» **THE INPUT**:

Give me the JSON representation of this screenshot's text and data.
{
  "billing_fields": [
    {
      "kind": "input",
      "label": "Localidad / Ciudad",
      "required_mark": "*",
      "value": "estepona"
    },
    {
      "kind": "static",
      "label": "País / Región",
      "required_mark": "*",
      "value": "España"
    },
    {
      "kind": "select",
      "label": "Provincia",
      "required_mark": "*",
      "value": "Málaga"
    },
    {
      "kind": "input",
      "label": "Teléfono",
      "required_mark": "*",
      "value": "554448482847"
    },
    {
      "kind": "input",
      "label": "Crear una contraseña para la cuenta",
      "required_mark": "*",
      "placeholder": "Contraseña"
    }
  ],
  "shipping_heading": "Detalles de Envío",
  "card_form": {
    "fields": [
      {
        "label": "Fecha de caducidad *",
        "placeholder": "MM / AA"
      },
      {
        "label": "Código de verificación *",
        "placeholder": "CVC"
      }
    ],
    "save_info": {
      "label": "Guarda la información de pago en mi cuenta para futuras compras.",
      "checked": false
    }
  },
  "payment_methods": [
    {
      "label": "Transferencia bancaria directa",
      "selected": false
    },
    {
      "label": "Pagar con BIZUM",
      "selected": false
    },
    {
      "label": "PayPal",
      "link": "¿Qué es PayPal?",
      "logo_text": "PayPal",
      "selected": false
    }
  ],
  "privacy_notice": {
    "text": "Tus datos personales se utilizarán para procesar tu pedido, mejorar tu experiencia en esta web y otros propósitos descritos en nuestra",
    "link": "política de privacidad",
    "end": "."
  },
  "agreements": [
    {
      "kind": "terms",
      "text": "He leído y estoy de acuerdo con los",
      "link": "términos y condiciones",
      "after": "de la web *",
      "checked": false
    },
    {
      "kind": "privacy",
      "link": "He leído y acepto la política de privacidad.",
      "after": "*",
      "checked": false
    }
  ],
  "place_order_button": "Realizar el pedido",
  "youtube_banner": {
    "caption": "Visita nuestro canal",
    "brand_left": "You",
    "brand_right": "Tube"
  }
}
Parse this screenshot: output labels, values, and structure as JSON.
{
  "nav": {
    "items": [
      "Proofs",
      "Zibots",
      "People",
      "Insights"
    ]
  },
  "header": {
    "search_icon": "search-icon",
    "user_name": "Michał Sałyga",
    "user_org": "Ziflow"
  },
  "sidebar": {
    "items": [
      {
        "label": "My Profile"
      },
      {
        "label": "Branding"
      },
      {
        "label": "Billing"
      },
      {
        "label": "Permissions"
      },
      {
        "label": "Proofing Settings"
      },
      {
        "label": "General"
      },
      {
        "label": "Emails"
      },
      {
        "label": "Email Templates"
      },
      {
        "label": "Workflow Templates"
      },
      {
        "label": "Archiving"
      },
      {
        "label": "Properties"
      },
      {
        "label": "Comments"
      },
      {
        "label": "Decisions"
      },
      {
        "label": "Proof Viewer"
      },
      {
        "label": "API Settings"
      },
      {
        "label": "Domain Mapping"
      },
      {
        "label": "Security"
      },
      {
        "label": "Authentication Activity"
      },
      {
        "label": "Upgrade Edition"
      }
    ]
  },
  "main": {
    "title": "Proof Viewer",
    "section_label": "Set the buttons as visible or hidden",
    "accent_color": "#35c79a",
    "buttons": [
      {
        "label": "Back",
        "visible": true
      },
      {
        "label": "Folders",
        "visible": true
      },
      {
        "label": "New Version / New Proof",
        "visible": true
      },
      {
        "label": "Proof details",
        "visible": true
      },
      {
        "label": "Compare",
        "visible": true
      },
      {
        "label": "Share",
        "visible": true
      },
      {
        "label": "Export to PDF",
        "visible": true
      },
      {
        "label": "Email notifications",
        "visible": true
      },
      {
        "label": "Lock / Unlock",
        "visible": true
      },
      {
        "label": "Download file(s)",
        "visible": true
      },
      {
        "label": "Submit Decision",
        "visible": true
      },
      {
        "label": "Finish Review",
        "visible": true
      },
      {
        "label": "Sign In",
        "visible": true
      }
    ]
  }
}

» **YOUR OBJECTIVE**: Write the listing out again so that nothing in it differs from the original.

» **SOLUTION TO THIS PROBLEM**:
Give me the JSON representation of this screenshot's text and data.
{
  "billing_fields": [
    {
      "kind": "input",
      "label": "Localidad / Ciudad",
      "required_mark": "*",
      "value": "estepona"
    },
    {
      "kind": "static",
      "label": "País / Región",
      "required_mark": "*",
      "value": "España"
    },
    {
      "kind": "select",
      "label": "Provincia",
      "required_mark": "*",
      "value": "Málaga"
    },
    {
      "kind": "input",
      "label": "Teléfono",
      "required_mark": "*",
      "value": "554448482847"
    },
    {
      "kind": "input",
      "label": "Crear una contraseña para la cuenta",
      "required_mark": "*",
      "placeholder": "Contraseña"
    }
  ],
  "shipping_heading": "Detalles de Envío",
  "card_form": {
    "fields": [
      {
        "label": "Fecha de caducidad *",
        "placeholder": "MM / AA"
      },
      {
        "label": "Código de verificación *",
        "placeholder": "CVC"
      }
    ],
    "save_info": {
      "label": "Guarda la información de pago en mi cuenta para futuras compras.",
      "checked": false
    }
  },
  "payment_methods": [
    {
      "label": "Transferencia bancaria directa",
      "selected": false
    },
    {
      "label": "Pagar con BIZUM",
      "selected": false
    },
    {
      "label": "PayPal",
      "link": "¿Qué es PayPal?",
      "logo_text": "PayPal",
      "selected": false
    }
  ],
  "privacy_notice": {
    "text": "Tus datos personales se utilizarán para procesar tu pedido, mejorar tu experiencia en esta web y otros propósitos descritos en nuestra",
    "link": "política de privacidad",
    "end": "."
  },
  "agreements": [
    {
      "kind": "terms",
      "text": "He leído y estoy de acuerdo con los",
      "link": "términos y condiciones",
      "after": "de la web *",
      "checked": false
    },
    {
      "kind": "privacy",
      "link": "He leído y acepto la política de privacidad.",
      "after": "*",
      "checked": false
    }
  ],
  "place_order_button": "Realizar el pedido",
  "youtube_banner": {
    "caption": "Visita nuestro canal",
    "brand_left": "You",
    "brand_right": "Tube"
  }
}
Parse this screenshot: output labels, values, and structure as JSON.
{
  "nav": {
    "items": [
      "Proofs",
      "Zibots",
      "People",
      "Insights"
    ]
  },
  "header": {
    "search_icon": "search-icon",
    "user_name": "Michał Sałyga",
    "user_org": "Ziflow"
  },
  "sidebar": {
    "items": [
      {
        "label": "My Profile"
      },
      {
        "label": "Branding"
      },
      {
        "label": "Billing"
      },
      {
        "label": "Permissions"
      },
      {
        "label": "Proofing Settings"
      },
      {
        "label": "General"
      },
      {
        "label": "Emails"
      },
      {
        "label": "Email Templates"
      },
      {
        "label": "Workflow Templates"
      },
      {
        "label": "Archiving"
      },
      {
        "label": "Properties"
      },
      {
        "label": "Comments"
      },
      {
        "label": "Decisions"
      },
      {
        "label": "Proof Viewer"
      },
      {
        "label": "API Settings"
      },
      {
        "label": "Domain Mapping"
      },
      {
        "label": "Security"
      },
      {
        "label": "Authentication Activity"
      },
      {
        "label": "Upgrade Edition"
      }
    ]
  },
  "main": {
    "title": "Proof Viewer",
    "section_label": "Set the buttons as visible or hidden",
    "accent_color": "#35c79a",
    "buttons": [
      {
        "label": "Back",
        "visible": true
      },
      {
        "label": "Folders",
        "visible": true
      },
      {
        "label": "New Version / New Proof",
        "visible": true
      },
      {
        "label": "Proof details",
        "visible": true
      },
      {
        "label": "Compare",
        "visible": true
      },
      {
        "label": "Share",
        "visible": true
      },
      {
        "label": "Export to PDF",
        "visible": true
      },
      {
        "label": "Email notifications",
        "visible": true
      },
      {
        "label": "Lock / Unlock",
        "visible": true
      },
      {
        "label": "Download file(s)",
        "visible": true
      },
      {
        "label": "Submit Decision",
        "visible": true
      },
      {
        "label": "Finish Review",
        "visible": true
      },
      {
        "label": "Sign In",
        "visible": true
      }
    ]
  }
}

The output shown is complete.